In Moscow the authorities rejected an application from Navalny's supporters to protest in the city centre, raising the possibility that the police may disperse the rally by detaining people, as they have often done in the past.
Government plans to raise the state pension age to 60 for women and 65 for men, from the current 55 and 60, have also seen Putin's approval ratings take a major hit.
Navalny didn't take part in the protests, as he's now serving a 30-day sentence for violating public demonstration laws. A total of 452 people were detained there, while in Moscow, 43 people were held after authorities had denied an application to hold a rally, the group said.
More than 2,500 people gathered in Moscow's Pushkin Square shouting "Putin is a thief!" and "No increase in the pension age!" The ruling party also lost seats in some regional parliaments to members of the Communist Party and the Liberal Democratic Party of Russian Federation, the news agencies reported, citing election officials.
"The authorities are not listening to people and that means it's time to take to the streets", Navalny's team said in a pre-protest statement.
Video footage from the demonstration in the Siberian city of Novosibirsk showed a tense standoff between riot police and protesters, who chanted "shame, shame".
"I have come here to protest against the pension reform, I have to live in this country and I want to have hope for the future and a good old age", said 22-year-old Nikolai Borodin.
Ahead of the vote a Moscow court jailed Navalny for 30 days, just a couple weeks before he planned to stage a rally against a deeply controversial pension reform on election day.
It is known that two criminal cases over the use of violence against police officers are initiated.
Fourteen journalists were detained and another three beaten up, said the Trade Union of Journalists and Media Employees, an independent group. The president responded by offering some concessions, but argued that the age hike is necessary because rising life expectancy in Russian Federation could exhaust pension resources if the eligibility age remains the same.
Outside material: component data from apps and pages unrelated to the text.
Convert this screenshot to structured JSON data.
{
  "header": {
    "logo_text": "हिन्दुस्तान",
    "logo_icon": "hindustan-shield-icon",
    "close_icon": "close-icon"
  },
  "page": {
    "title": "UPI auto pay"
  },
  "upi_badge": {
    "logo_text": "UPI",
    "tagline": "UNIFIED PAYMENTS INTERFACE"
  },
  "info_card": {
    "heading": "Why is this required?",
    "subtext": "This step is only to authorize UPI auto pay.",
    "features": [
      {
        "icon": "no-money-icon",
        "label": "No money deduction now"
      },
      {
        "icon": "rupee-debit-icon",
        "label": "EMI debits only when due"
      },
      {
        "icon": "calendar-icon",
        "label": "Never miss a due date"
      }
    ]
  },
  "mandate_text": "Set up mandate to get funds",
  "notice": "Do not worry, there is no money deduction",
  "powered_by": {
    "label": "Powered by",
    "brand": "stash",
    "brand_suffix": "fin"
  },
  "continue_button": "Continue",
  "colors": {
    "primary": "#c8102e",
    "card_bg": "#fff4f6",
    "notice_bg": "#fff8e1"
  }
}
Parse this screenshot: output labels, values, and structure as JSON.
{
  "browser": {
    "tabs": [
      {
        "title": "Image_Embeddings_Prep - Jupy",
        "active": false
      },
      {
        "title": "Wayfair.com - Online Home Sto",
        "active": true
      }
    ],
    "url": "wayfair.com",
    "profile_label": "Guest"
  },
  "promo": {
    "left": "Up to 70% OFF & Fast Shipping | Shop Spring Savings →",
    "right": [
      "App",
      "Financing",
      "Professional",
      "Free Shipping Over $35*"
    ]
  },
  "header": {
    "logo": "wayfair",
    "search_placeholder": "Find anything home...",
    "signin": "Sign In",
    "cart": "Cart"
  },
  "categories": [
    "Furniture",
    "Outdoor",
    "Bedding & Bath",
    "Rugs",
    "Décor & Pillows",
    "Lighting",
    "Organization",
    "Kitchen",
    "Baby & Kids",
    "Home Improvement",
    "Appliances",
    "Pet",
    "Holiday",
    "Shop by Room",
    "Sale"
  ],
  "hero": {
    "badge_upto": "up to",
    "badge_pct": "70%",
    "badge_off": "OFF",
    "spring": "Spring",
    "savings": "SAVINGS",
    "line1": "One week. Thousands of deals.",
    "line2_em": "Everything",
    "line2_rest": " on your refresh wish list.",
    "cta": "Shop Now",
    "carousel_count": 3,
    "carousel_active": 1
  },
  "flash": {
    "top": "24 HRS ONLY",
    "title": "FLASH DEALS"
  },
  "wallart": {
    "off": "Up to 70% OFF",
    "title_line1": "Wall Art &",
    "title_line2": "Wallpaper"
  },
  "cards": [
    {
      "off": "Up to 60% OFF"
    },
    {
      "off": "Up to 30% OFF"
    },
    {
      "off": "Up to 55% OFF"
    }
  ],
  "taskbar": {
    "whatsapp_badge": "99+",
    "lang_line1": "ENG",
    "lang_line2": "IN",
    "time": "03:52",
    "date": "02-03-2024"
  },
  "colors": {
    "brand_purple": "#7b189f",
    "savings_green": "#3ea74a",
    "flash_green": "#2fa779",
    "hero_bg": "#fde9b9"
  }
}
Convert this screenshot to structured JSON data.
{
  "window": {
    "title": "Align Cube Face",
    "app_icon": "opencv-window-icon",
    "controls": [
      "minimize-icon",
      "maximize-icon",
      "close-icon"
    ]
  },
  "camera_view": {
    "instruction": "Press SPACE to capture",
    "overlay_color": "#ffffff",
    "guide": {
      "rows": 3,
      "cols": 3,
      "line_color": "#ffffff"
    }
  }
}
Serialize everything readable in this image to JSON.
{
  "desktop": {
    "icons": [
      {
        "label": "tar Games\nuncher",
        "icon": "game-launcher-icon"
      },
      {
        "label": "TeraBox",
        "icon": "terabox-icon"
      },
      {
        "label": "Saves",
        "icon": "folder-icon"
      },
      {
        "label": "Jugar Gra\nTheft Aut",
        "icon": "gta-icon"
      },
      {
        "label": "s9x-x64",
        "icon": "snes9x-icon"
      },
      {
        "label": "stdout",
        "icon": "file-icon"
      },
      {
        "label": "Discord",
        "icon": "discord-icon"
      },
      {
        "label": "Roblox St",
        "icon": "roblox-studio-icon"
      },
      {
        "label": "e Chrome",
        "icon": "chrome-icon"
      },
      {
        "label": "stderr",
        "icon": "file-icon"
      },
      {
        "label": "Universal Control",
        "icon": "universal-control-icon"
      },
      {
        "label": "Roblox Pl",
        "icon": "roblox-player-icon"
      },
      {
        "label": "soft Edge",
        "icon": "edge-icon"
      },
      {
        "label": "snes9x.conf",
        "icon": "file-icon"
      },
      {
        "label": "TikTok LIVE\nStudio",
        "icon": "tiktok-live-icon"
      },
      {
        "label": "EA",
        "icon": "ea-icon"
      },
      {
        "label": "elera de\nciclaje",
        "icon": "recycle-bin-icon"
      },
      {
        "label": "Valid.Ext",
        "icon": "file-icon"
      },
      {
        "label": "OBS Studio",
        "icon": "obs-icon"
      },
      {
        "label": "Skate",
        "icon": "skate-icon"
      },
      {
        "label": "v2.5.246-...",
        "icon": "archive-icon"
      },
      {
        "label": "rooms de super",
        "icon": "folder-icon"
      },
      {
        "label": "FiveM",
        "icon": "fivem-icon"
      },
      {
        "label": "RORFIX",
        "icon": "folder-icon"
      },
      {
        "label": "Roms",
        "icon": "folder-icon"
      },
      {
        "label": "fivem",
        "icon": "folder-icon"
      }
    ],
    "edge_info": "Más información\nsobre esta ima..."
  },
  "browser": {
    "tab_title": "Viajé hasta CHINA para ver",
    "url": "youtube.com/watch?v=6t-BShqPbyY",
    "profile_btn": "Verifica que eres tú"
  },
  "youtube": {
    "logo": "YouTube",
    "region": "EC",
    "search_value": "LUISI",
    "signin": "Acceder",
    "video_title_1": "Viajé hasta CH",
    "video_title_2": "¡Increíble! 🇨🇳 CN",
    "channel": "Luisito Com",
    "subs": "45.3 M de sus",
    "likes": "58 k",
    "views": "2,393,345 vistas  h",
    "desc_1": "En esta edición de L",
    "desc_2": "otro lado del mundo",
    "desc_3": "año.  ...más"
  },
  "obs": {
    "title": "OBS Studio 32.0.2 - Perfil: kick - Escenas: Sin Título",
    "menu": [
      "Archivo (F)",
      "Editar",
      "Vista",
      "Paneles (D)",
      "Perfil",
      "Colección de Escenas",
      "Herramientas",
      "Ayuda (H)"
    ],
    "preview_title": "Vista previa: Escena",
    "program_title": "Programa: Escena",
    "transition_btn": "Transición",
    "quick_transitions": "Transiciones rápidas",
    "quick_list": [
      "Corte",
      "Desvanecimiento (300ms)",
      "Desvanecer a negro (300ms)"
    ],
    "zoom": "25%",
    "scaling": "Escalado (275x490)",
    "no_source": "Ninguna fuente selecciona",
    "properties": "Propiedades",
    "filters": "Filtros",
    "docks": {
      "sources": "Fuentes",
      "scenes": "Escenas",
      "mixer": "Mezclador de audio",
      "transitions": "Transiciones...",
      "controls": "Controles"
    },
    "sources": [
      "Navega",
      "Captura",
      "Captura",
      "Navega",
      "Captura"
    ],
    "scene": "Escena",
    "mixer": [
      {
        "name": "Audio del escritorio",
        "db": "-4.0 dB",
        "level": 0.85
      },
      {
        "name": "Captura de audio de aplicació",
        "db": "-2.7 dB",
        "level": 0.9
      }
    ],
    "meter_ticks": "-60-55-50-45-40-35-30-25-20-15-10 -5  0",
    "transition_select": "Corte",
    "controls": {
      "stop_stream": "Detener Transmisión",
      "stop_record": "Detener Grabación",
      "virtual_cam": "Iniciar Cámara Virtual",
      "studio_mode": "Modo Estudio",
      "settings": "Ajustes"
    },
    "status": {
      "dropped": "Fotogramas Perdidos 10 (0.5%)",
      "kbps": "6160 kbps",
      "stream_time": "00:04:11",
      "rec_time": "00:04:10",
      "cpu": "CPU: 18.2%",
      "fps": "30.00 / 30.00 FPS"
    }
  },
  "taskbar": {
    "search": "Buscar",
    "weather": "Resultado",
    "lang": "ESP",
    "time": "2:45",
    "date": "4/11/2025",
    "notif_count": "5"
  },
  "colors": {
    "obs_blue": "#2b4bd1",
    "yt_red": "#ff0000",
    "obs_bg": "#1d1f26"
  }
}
The scale of the electoral setbacks for United Russia is "a unique situation", said Dmitry Orlov, a political analyst who's a member of the party's supreme council.